The quality of indoor air is more important than ever because homes today are built to keep out drafts and seal in energy. Having a tightly sealed home is great for efficiency, but the air inside can become noticeably stale. How is a homeowner to know if indoor air is a potential hazard? Repeated colds or illness during winter months is one sign. Controlling the root of the problem and improving ventilation can help, along with testing indoor air quality.
Poor indoor air usually happens because of poor ventilation. A home needs adequate ventilation and there are three ways to get it.
1. Natural ventilation through open doors and windows.
2. Mechanical ventilation through intentionally placed fans, ducts and systems.
3. Infiltration through cracks and leaks in a home.
A homeowner’s best bet for quality indoor air, especially when winter weather makes it impractical to fling open the windows, is through an air handling system that is intentionally designed to move indoor air out and redistribute filtered air. The rate at which indoor air is replaced by fresh, outdoor air is called the “air exchange rate.” When there is not enough infiltration, natural or mechanical ventilation, low air exchange rates result and indoor air quality declines. If you don’t have an air handling system, there are a few things you can do:
1. Control the source. Find any pollutants active in the home, like asbestos, leaking gas appliances, smoke, radon, or household chemicals. This is the cheapest way to control air quality.
2. Improve ventilation by increasing outdoor air circulation. If weather permits, open windows or doors. Use exhaust fans in kitchens and bathrooms. Do things like painting projects outside.
3. Test indoor air quality. An HVAC professional or local utility company can test indoor air. Either one might recommend using an air cleaner, which can effectively reduce the presence of particles and bioaerosols.
The experts at Arpi’s can help you test for or treat the indoor air in your home.

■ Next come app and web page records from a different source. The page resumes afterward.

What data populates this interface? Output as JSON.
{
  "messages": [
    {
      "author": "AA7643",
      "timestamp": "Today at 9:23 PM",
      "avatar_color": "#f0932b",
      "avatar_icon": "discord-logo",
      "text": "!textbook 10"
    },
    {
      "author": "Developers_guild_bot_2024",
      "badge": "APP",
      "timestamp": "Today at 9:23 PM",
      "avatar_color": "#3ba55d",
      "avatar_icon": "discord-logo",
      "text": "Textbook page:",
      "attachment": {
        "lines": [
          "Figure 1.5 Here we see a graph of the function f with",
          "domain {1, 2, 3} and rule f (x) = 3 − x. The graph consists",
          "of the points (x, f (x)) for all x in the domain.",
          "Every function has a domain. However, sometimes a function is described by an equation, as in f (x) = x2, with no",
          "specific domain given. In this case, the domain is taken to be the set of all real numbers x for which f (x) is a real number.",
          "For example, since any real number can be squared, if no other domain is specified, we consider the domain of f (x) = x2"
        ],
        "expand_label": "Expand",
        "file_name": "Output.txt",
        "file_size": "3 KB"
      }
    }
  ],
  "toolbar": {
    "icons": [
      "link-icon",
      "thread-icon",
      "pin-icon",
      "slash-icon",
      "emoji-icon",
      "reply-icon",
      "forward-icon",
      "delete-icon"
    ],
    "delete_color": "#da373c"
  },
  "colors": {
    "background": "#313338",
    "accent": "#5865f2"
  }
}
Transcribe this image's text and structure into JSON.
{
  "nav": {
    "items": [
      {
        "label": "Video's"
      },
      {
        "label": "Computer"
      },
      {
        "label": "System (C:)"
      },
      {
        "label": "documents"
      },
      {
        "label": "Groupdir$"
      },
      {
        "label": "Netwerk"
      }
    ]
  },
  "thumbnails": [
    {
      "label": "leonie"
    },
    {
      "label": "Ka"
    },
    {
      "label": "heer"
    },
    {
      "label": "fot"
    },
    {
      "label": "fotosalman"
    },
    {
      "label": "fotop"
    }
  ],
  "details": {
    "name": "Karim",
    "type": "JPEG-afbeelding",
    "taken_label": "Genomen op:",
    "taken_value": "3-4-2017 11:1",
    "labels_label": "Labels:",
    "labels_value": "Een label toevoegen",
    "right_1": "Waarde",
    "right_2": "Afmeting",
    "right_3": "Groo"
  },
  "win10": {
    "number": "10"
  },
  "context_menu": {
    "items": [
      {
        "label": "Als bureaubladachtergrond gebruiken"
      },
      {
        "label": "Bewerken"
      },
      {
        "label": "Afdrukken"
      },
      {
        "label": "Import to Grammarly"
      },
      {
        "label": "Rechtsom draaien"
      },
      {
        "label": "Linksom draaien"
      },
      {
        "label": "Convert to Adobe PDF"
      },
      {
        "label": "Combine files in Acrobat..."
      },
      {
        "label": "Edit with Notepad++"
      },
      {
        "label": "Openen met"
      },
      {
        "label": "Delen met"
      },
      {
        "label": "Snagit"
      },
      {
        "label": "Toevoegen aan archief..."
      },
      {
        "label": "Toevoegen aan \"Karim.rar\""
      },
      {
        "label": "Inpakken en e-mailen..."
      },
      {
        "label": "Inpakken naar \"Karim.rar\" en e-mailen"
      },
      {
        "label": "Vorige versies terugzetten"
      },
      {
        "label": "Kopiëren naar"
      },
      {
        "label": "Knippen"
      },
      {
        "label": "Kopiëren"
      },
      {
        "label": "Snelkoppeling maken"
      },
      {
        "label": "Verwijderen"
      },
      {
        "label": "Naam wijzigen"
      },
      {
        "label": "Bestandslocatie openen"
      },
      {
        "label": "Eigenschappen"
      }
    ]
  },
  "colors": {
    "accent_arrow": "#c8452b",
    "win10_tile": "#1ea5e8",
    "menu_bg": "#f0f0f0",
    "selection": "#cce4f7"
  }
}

Our goal is to help educate our customers about energy and home comfort issues (specific to HVAC systems). For more information, click here to download our free Home Comfort Resource guide.